The yard is great — just be mindful of the background. Bring a blanket outside as it provides a natural landing place for everyone to stay close. Bedrooms, kitchens, stairways, on the floor near a window, through a window are all wonderful places to photograph. Kids will usually use space creatively and try to use furniture in a creative way. You don’t want anyone disappearing into a couch!
If you are meeting families somewhere, make sure to scout the location for ease of access and lighting. An easy hike with a destination, like a big tree or a lazy stream, is a great place to photograph. A park can be great, but avoid being near a playground as it usually draws younger kids away from you. Unless you intend to photograph them on the playground, I’d choose somewhere else.
Gear for Sibling Photography
The camera is yours to choose. But, overall, don’t be precious about gear. Use cameras that allow for play and that you don’t mind kids being curious about. I love small cameras!
Mirrorless cameras are small and light, and easy to carry. You can use a 24-70mm lens for families, often somewhere around 40mm will be ideal. My 50mm lens opens up to f/1.8: it’s not a fancy lens, but it’s small and I love creating family portraits with it.
I usually keep my aperture wide but often stop down when siblings are together — f/4.0 is great. A shutter speed of just 1/60 will stop motion. A very slight blur or movement can be flattering to skin. I start at 1/100 to eliminate any camera shake and adjust from there. I may use a slower shutter speed for blur throughout, which heightens emotion and softens the feeling of an image.
Try bringing an extra kid-friendly camera, like an inexpensive point-and-shoot or an Instax camera for a few photos. Instax cameras are easy to use, and allows kids the fun of seeing their image right away. It’s your choice to keep the images and scan them, or it’s a gesture of thanks to give kids something to keep before you leave.

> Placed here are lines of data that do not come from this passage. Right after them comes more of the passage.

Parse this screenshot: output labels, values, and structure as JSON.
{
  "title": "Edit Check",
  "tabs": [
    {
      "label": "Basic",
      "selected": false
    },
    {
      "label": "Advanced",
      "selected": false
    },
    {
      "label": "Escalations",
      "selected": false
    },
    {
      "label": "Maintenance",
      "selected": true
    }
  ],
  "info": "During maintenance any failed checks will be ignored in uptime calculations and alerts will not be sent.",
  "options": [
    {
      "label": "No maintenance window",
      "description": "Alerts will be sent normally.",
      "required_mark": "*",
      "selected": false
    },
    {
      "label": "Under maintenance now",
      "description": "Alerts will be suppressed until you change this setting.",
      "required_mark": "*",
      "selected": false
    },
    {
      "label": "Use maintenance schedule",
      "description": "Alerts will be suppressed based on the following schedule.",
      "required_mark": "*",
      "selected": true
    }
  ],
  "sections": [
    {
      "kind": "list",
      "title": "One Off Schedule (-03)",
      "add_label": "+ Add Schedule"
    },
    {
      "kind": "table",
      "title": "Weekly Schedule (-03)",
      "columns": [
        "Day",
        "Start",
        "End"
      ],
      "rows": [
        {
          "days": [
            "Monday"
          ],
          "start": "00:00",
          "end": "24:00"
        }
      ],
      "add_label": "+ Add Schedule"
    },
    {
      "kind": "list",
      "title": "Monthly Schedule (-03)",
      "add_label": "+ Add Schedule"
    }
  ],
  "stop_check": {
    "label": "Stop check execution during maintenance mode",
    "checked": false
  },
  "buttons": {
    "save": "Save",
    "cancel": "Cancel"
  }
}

Sibling photos take some vision and planning, and these are just a few helpful tips and tricks. Overall, remember that you don’t have to do all the work yourself! When you engage parents and kids alike, you’ll get beautiful results.